Overall, I'd say: pay attention to points 1~3 above and don't worry too much about 4 until you reach a fairly advanced level.

Edit: on a more general note, it is worth pointing that, if guy-foreigners using feminine speech is the most common side of this (by virtue of the male-to-female ratio being high in this category), the opposite (women learning from native men and using male speech patterns) also exists and is not any less derided. In fact, unfair as it is, Japanese (esp. of the opposite sex) will tend to be a lot more accepting of foreign-men-that-speak-like-women than the converse.

share|improve this answer
    
"chou" for "very" makes me sound like a girl? –  hippietrail Jun 13 '11 at 7:47
    
@hippietrail: I say that's a slippery slope. As I pointed above, it's more about your age than your gender. But you can get away with teenage-ish slang a lot later in life as a girl than you can as a guy (sexist, female-infantilising society and all). –  Dave Jun 13 '11 at 7:53
    
i will suggest another endings, like: [feminine] ~だもん/だもの;~だよね/よおんん;[masculine] ~な (Like:いいな~!). It doesn't mean it couldn't be said by another gender, both can say it. Another point: I think girls usually speaks little more polite (am i correct?) –  daniel tomio Jun 26 '11 at 2:43
    
@Daniel: 〜な definitely isn't gender-specific (it's used equally by both). Best as I can tell, neither are 〜もん or 〜だよね (both can be used by guys, although they might be slightly more common in female speech). I am not familiar with 〜よおんん... –  Dave Jun 26 '11 at 2:50
    
And regarding politeness and gender: as I said in my answer, full verbal (and therefore more polite) forms are often considered more feminine.

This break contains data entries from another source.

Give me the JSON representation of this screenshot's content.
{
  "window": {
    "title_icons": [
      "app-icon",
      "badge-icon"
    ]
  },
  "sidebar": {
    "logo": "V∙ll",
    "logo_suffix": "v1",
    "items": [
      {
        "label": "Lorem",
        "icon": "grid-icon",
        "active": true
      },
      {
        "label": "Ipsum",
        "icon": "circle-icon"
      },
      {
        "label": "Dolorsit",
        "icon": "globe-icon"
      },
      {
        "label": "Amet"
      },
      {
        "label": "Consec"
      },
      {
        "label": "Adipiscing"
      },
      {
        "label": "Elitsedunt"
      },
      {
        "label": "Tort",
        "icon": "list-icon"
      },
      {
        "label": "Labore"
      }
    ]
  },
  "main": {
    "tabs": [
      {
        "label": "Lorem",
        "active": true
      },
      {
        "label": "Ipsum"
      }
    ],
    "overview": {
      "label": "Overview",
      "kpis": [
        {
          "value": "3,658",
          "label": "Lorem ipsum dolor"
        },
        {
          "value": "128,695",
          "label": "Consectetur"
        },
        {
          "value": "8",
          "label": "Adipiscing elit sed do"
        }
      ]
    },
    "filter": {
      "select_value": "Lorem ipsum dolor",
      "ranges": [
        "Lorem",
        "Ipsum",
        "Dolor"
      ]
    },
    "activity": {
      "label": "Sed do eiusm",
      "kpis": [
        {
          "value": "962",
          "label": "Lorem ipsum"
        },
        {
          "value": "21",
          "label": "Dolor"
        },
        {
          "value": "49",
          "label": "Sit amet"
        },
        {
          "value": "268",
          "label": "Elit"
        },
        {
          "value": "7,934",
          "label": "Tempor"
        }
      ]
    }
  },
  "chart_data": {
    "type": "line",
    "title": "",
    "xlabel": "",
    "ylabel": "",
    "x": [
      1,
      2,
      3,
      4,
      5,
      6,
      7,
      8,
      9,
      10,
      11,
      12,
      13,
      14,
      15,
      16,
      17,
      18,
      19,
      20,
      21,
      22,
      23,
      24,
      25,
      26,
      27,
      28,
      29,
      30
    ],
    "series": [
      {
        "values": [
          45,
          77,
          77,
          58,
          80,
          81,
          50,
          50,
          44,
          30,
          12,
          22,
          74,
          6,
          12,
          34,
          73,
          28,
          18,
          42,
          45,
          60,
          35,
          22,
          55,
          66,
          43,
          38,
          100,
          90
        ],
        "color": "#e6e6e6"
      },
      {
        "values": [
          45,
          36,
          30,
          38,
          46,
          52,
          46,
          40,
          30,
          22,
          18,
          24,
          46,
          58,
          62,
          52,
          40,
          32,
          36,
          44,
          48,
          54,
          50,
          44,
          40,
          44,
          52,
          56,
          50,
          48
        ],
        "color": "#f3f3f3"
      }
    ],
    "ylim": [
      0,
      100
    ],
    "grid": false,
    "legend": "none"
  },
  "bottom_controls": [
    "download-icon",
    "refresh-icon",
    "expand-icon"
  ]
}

But this is a lot less clear-cut than the other point and depends a lot on context. –  Dave Jun 26 '11 at 2:51
add comment

There are a number of differences between masculine and feminine speech, but here are some of the common markers of feminine speech:

  • Ending a question with の (instead of か or のか)
  • Using the sentence-ending particle わ (instead of よ)
  • Using the sentence-ending particle かしら (instead of かな)
share|improve this answer
    
わ is sometimes used by men (see derek's comment and makdad answer) and I remember a long time ago when I was used to speak with my japanese feminine partner, she told me I should stop using よ everywhere as it was starting to make me sound like a girl. thus よ is not reserved for men. かな is also widely used by everyone equally. Which leaves の in your answer :p –  repecmps Jun 3 '11 at 14:58
2  
Naturally, these are not hard-and-fast rules. No part of the language is off-limits for members of one gender or another. These are merely guidelines. –  Amanda S Jun 3 '11 at 18:39
add comment

It's not so much pronunciation as it is word selection. This includes things such as あたし vs. 僕, かしら vs. かな, わ vs. よ, and so on.

share|improve this answer
    
same comment as Amanda below ;) –  repecmps Jun 3 '11 at 15:00
    
You're saying that a guy using かしら all the time won't sound like a girl? –  Ignacio Vazquez-Abrams Jun 3 '11 at 16:43
    
I didn't say anything about かしら just kana, wa, yo which is enough to get a misleading answer. –  repecmps Jun 4 '11 at 1:23
add comment

Your Answer

 
discard

By posting your answer, you agree to the privacy policy and terms of service.

Not the answer you're looking for? Browse other questions tagged or ask your own question.